Material for this exercise:
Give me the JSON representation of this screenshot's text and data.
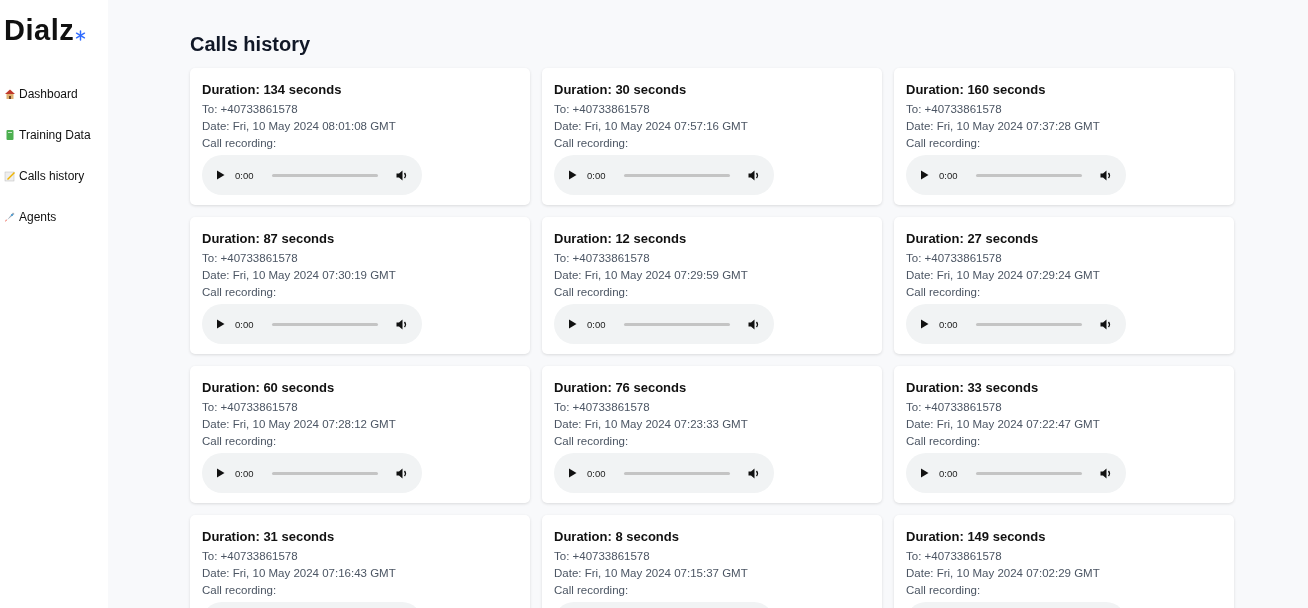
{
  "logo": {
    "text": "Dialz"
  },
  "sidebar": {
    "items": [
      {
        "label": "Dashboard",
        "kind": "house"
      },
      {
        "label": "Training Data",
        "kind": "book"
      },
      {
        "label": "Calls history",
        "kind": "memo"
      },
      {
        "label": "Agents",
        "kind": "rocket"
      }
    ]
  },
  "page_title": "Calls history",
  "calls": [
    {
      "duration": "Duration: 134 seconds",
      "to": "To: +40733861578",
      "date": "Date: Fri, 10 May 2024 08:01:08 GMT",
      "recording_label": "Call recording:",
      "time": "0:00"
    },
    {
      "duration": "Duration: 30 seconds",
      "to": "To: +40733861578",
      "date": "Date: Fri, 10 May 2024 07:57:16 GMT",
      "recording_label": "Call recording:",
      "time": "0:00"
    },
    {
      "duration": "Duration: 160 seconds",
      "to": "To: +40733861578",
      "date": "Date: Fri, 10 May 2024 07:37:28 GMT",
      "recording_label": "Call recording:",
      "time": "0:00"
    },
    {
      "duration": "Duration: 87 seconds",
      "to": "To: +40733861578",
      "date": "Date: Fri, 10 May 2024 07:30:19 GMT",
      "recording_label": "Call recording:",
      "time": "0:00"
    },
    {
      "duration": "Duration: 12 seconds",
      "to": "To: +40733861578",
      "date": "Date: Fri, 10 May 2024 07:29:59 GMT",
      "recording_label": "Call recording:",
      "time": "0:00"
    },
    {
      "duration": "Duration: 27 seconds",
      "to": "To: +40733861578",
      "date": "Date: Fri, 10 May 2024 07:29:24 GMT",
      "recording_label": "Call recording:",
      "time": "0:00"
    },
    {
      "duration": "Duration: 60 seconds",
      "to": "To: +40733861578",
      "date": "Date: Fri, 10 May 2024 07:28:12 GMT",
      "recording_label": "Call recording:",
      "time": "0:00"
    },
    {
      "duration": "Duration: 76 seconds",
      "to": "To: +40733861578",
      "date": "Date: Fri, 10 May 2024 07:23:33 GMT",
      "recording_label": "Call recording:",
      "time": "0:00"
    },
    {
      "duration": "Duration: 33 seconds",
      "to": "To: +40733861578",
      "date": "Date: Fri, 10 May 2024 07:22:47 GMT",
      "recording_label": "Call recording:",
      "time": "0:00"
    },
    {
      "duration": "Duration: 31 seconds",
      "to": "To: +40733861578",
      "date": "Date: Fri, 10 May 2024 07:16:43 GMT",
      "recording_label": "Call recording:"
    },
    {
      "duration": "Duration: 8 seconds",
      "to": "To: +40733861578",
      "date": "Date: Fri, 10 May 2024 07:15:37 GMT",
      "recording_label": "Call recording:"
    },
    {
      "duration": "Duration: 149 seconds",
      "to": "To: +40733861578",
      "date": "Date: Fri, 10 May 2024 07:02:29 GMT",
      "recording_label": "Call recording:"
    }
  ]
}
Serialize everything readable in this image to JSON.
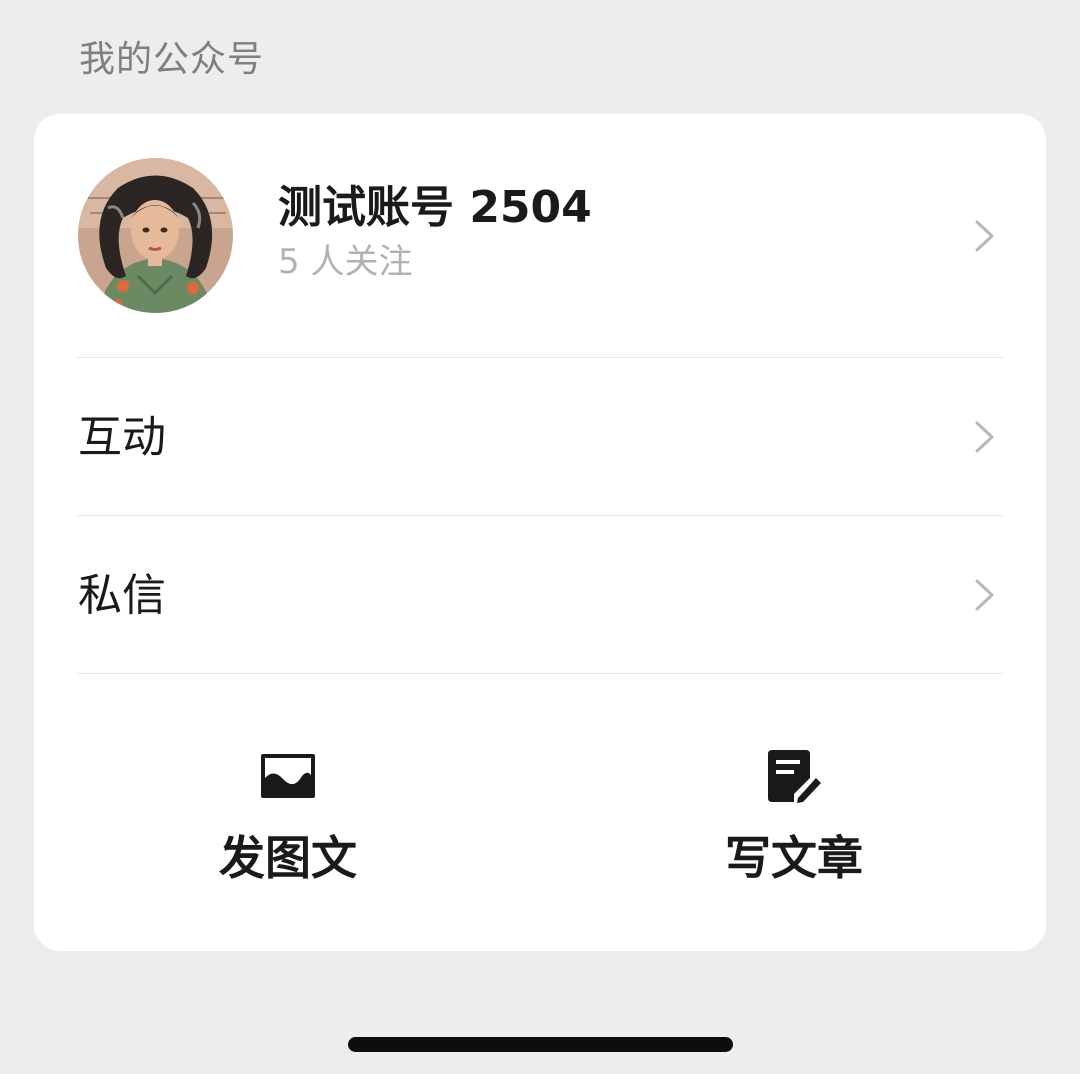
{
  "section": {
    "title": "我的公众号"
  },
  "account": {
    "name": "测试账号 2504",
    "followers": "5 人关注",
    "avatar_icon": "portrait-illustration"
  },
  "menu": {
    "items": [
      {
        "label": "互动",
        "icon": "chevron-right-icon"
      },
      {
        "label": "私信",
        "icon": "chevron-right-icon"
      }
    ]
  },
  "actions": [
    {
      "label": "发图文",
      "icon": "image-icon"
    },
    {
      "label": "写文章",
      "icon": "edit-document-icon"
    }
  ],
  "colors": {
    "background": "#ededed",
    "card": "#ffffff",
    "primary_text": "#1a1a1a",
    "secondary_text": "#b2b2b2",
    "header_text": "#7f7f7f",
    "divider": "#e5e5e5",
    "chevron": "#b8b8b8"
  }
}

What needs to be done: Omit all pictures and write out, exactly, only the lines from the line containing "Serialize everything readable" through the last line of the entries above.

Task solution:
Serialize everything readable in this image to JSON.
{
  "section": {
    "title": "我的公众号"
  },
  "account": {
    "name": "测试账号 2504",
    "followers": "5 人关注",
    "avatar_icon": "portrait-illustration"
  },
  "menu": {
    "items": [
      {
        "label": "互动",
        "icon": "chevron-right-icon"
      },
      {
        "label": "私信",
        "icon": "chevron-right-icon"
      }
    ]
  },
  "actions": [
    {
      "label": "发图文",
      "icon": "image-icon"
    },
    {
      "label": "写文章",
      "icon": "edit-document-icon"
    }
  ],
  "colors": {
    "background": "#ededed",
    "card": "#ffffff",
    "primary_text": "#1a1a1a",
    "secondary_text": "#b2b2b2",
    "header_text": "#7f7f7f",
    "divider": "#e5e5e5",
    "chevron": "#b8b8b8"
  }
}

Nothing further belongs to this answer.